The world seems to be slowly distancing itself from The x86 in favor of less insane architectures like ARM and, in some cases, even RISC-V. Naturally, as someone who has experienced what systems programming on The x86 is like themself lately, i welcome this shift with open arms (believe me, you really do not want to bootstrap an Intel processor). However, this does not mean we aren’t going to run into major issues. TL;DR: It would be super cool to have an ARM daughter board that pops into one of your x86 tower’s PCIe slots, and use kernel magic to connect the two for native binary compatibility with multiple architectures.
How We Are Currently Handling It
A lot of software is just straight up not available on those platforms at the moment, and some of it never will be, especially the proprietary pieces. Major software companies typically respond to this by pushing application development towards interpreted languages like, in the case of Microsoft, C#. Or they are Apple who, very much in line their tradition, went full bonkers and made Rosetta 2, an x86 to ARM recompiler.
Now, the Open Source community isn’t nearly affected as much by all of this. Most software that is written in languages that produce native binaries can just be compiled for whatever architecture you desire. And by the nature of being open source, those that can’t can at least be adopted by the community. Not to mention that popular open source kernels, most notably Linux, have been ported to just about anything with a processor.
The two corporate solutions have problems. Both come with a performance penalty because of the recompilation overhead (JIT in the case of C#, AOT for Rosetta). Also, i don’t find them particularly cool or exciting. You know what would be super cool and exciting, though? Throwing hardware at the problem! Design a daughter board with an ARM processor that you can stick into one of your existing x86 tower’s PCI Express slots and boom, you’re done! This is also what Apple did way back in 1995 with the Power Macintosh 6100/66 by the way, so we know that at least in theory it could work as a viable product. Now, of course it isn’t quite that easy, because you will also need at the very least a kernel that plays along with it.

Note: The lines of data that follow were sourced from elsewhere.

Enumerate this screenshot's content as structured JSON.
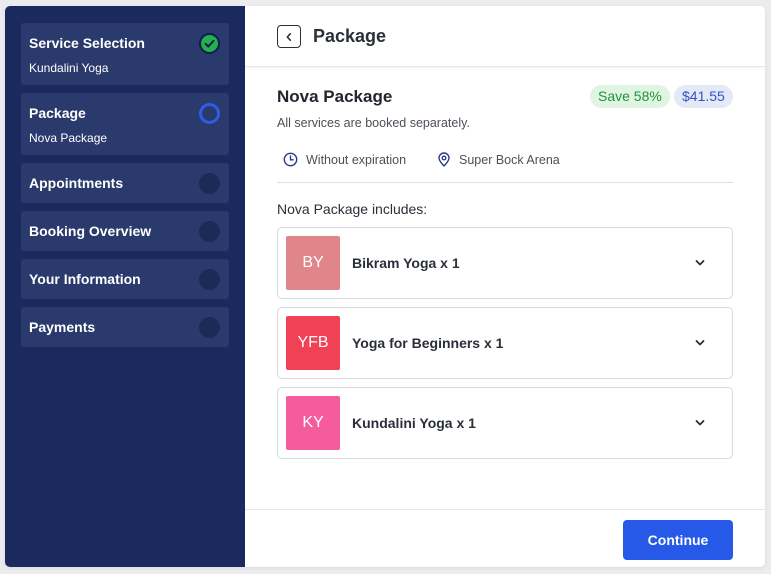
{
  "sidebar": {
    "steps": [
      {
        "label": "Service Selection",
        "sub": "Kundalini Yoga",
        "state": "done"
      },
      {
        "label": "Package",
        "sub": "Nova Package",
        "state": "active"
      },
      {
        "label": "Appointments",
        "state": "pending"
      },
      {
        "label": "Booking Overview",
        "state": "pending"
      },
      {
        "label": "Your Information",
        "state": "pending"
      },
      {
        "label": "Payments",
        "state": "pending"
      }
    ]
  },
  "header": {
    "title": "Package"
  },
  "package": {
    "title": "Nova Package",
    "save_badge": "Save 58%",
    "price_badge": "$41.55",
    "description": "All services are booked separately.",
    "expiration": "Without expiration",
    "location": "Super Bock Arena",
    "includes_label": "Nova Package includes:"
  },
  "services": [
    {
      "initials": "BY",
      "name": "Bikram Yoga x 1",
      "color": "#e0868a"
    },
    {
      "initials": "YFB",
      "name": "Yoga for Beginners x 1",
      "color": "#f04155"
    },
    {
      "initials": "KY",
      "name": "Kundalini Yoga x 1",
      "color": "#f55c9b"
    }
  ],
  "footer": {
    "continue_label": "Continue"
  },
  "colors": {
    "sidebar_bg": "#1a2a5e",
    "step_bg": "#2a3a6c",
    "accent": "#2659e8",
    "done": "#22b14c"
  }
}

If you follow me in the Fediverse or on Bird Site, you might have already gotten wind of that thing currently working on called GayBSD (actually, besides rants about The x86, it’s almost exclusively what i post about these days). It is basically a microkernel that, except for its libc and probably its network stack once that becomes a thing, is written completely from scratch. As the BSD in its name suggests, it is supposed to be a BSD adjacent kernel, and i am in fact aiming for ABI compatibility to FreeBSD in the end. I was already playing with the thought of making it not only a microkernel but also a distributed one, and this seems like the ideal use case: native binary compatibility on multiple architectures! The project is still extremely young; as a matter of fact, i haven’t even reached user space yet. So, i have decided to take the opportunity and leave the core design open to such an extension. It shouldn’t even be that much extra work, since the nature of being a microkernel requires some form of abstract IPC protocol anyway.
But how would this be implemented in practice?
My thought is to handle it kind of similar to the way FreeBSD does ABI compatibility to Linux and
You have a
/compat directory that essentially contains system roots for the respective native
kernel and architecture (e.g.
/compat/x86-freebsd for x86 FreeBSD binaries), and when you
execve something the kernel automatically
chroots into the respective directory first.
The directories inside the sysroot that are supposed to be identical on all architectures (like,
pretty much anything besides program binaries) can just be bindings to the actual system root.
This leaves us with only one problem: shared memory. If an ARM program wants to do IPC with an x86 daemon by writing data to shared memory, there might be a mismatch between the data structure on x86 and ARM. I don’t expect this to be a major problem in most cases, because C’s fundamental data types are (as far as i know) the same length on both platforms, but there might still be architecture specific quirks in individual programs. You probably have to try before you can tell for sure. Another, rather obscure situation would be if the daemon was a JIT compiler, in which case the only solution would of course be spawning an entirely new daemon for that specific architecture.
In case you haven’t noticed, this idea hasn’t exactly gotten a lot of time to mature. Yet. But i find it a quite interesting concept and hope you do, too.
If this post got you excited, you are welcome to contribute to GayBSD! The source is available at https://git.bsd.gay/os/kern.git. Just contact me through one of the means in the footer below if you would like to know more.tags: tech – x86 – arm – kernel – bsd